Indeed, in 2005 when Senate Republicans were threatening to strip the ability of Democrats to filibuster judicial nominees it was current Senate Majority Leader Harry Reid who defended the filibuster saying that "stripping away these important checks and balances is about the arrogance of those in power who want to rewrite the rules so that they can get their way... This isn't about some arcane procedures of the Senate. It is about protecting liberty and our limited government... It would mean that one political party — be it Republicans today or Democrats tomorrow — gets to have all the say." Reid's words were true in 2005 and are true today.

In Federalist 73, Alexander Hamilton bragged openly about the difficult nature of policymaking in America “It may perhaps be said that the power of preventing bad laws includes that of preventing good ones; and may be used to the one purpose as well as to the other. But this objection will have little weight with those who can properly estimate the mischiefs of that inconstancy and mutability in the laws, which form the greatest blemish in the character and genius of our governments… The injury which may possibly be done by defeating a few good laws, will be amply compensated by the advantage of preventing a number of bad ones.”

If Democrats cannot muster 60 votes in the Senate, the answer is not to change the rules so that they only need 51 – the answer is to craft legislation that can attract a coalition of 60 Senators – whether that is 59 Democrats and 1 Republican, or 40 Democrats and 20 Republicans, or 35 Republicans and 25 Democrats. Anyone who dismisses that approach should take the time to read Robert Caro’s Master of the Senate and read how Lyndon Johnson negotiated the Civil Rights Act of 1957 – a bill that liberals viewed as toothless and hollow. But Johnson knew that he needed a bill that could pass, so he caved to Southern Democrats and accepted a weak bill – he didn’t win their vote, but he overcame their filibuster. That legislation then served as the foundation for the Civil Rights Act of 1960, and then 1964, and most importantly the Voting Rights Act of 1965 - perhaps none of which would have been possible without that crucial, and toothless, first bill.

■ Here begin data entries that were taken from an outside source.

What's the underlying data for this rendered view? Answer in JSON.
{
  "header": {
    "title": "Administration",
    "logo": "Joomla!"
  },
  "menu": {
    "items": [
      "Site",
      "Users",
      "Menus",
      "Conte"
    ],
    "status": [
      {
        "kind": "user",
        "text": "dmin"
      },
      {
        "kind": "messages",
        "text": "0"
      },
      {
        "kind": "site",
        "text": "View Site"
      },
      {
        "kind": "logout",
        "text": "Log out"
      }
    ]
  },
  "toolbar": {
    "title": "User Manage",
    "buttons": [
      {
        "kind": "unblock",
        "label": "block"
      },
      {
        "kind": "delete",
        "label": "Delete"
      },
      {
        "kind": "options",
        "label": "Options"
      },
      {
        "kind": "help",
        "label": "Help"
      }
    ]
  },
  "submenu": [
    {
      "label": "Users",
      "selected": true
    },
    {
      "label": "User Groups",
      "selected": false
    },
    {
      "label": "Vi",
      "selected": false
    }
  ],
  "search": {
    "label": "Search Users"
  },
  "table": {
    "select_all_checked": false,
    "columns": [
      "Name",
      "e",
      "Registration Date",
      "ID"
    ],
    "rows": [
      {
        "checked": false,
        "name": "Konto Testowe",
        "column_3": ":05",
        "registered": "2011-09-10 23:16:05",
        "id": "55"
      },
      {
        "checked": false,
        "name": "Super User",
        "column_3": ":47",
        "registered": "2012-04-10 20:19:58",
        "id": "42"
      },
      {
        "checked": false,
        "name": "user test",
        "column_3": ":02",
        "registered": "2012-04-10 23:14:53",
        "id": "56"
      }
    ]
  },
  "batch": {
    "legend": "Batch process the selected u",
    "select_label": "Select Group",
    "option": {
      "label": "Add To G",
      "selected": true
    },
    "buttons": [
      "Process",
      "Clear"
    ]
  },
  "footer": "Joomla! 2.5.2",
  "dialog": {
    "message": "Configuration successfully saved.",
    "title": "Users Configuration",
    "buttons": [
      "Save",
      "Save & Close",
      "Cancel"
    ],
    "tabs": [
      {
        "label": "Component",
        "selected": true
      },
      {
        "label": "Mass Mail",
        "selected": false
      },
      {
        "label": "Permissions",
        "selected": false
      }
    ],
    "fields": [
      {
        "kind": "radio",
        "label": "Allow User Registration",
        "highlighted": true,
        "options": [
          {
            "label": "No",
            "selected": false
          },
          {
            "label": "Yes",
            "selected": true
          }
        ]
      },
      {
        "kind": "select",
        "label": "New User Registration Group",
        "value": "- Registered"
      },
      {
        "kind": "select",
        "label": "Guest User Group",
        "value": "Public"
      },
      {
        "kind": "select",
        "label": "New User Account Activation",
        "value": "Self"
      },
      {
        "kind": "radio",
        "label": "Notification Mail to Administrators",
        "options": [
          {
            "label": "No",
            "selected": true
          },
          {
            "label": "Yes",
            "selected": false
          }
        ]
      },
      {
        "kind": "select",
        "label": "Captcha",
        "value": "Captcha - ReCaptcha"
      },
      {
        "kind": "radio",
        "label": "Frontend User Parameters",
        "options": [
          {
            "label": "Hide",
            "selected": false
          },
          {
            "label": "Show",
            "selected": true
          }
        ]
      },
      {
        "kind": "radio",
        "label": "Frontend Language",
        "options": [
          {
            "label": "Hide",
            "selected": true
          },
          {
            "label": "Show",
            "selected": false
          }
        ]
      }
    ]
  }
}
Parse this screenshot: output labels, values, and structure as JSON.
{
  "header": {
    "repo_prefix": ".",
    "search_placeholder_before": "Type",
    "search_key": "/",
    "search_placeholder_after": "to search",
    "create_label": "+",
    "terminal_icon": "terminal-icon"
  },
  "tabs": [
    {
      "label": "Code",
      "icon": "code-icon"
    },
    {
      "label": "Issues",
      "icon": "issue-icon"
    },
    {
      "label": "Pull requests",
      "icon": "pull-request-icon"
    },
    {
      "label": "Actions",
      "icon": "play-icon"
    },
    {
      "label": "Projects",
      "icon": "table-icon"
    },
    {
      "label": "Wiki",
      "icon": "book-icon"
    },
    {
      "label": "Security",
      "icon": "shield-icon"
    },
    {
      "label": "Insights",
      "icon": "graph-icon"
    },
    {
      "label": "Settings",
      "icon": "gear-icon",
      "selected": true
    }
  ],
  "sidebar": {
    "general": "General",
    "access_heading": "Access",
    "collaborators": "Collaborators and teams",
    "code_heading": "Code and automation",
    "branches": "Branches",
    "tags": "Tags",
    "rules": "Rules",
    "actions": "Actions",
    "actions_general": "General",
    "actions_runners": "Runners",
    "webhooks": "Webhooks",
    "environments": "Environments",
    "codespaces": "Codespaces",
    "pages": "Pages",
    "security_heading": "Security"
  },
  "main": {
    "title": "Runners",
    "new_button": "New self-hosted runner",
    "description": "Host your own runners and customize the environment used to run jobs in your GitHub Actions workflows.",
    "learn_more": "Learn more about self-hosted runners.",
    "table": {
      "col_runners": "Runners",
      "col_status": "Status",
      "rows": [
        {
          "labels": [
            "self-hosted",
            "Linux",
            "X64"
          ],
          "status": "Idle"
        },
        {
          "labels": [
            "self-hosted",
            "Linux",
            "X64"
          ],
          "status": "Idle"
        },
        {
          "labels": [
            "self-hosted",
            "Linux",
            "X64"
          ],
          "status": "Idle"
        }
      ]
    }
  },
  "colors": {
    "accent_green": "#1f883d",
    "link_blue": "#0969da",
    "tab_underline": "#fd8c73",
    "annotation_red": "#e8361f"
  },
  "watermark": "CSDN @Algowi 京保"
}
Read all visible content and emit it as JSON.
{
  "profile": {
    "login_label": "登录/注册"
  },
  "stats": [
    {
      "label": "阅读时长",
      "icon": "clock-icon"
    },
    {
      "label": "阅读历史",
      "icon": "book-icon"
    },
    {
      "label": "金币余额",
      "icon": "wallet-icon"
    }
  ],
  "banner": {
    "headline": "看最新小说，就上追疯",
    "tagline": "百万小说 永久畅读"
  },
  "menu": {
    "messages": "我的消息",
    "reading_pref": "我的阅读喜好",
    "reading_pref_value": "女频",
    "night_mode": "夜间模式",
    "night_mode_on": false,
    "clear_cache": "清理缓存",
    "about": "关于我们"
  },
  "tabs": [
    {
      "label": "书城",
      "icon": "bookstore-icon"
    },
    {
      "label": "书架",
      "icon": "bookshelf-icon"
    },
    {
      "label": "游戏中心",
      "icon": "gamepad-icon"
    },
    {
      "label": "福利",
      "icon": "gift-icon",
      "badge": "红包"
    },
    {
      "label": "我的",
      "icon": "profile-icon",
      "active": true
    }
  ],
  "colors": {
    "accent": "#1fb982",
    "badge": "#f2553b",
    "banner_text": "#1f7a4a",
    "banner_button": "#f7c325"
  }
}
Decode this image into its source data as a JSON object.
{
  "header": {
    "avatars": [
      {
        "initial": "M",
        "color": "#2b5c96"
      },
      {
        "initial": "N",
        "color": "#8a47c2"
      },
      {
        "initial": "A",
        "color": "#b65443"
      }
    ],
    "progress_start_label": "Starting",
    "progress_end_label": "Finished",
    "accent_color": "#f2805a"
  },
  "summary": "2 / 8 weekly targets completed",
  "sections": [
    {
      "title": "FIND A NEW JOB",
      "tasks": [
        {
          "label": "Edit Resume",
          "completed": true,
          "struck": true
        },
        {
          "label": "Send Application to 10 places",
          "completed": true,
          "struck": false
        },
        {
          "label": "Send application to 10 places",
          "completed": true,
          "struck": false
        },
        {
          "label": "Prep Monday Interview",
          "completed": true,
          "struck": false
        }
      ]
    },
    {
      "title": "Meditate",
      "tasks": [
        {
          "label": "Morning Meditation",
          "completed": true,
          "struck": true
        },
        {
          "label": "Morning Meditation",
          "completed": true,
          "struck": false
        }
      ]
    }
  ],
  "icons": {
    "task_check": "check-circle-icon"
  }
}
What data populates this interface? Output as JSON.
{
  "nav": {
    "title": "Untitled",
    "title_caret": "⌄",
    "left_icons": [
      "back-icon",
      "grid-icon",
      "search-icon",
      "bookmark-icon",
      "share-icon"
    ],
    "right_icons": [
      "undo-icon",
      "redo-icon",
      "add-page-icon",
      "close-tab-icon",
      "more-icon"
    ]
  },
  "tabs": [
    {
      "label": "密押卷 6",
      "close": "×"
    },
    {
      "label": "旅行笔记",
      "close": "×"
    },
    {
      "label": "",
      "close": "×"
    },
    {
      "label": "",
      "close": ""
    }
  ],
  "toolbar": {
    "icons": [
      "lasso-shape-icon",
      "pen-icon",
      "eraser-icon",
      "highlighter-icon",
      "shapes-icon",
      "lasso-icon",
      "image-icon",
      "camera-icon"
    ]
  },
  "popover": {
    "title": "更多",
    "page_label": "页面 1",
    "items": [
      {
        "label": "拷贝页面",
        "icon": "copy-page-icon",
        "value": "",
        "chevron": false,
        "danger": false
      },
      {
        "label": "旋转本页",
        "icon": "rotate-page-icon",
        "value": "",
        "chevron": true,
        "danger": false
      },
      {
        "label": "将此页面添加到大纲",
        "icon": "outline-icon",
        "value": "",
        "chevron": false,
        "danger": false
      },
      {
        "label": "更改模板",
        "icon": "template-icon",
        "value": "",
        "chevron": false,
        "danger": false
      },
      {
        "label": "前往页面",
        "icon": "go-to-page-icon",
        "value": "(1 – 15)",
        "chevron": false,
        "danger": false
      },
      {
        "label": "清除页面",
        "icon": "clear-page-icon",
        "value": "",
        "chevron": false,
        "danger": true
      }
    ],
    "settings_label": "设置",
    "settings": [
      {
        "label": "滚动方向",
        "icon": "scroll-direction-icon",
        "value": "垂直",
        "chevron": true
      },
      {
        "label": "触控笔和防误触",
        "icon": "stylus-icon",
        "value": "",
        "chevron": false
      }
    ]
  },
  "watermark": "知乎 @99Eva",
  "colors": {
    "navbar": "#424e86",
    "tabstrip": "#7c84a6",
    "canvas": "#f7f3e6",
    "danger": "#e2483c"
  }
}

Coalition and compromise that’s the Senate and it forces us to recognize that the true test of any bill is not how effective or comprehensive it may be – the true test is whether it can pass. If it can’t, move on, start over, make changes. Only those measures that can successfully navigate the obstacle course that is the American legislative process are worthy of becoming policy – and that’s how it was always meant to be. In Federalist 10, Madison argued that the only way to eliminate the threat of faction was to eliminate liberty. Today we face the question of how we might eliminate obstacles to legislating, the supposed solution is the elimination of the filibuster.  I'll respond in the same manner as Madison - such an option would be a "cure worse than the disease."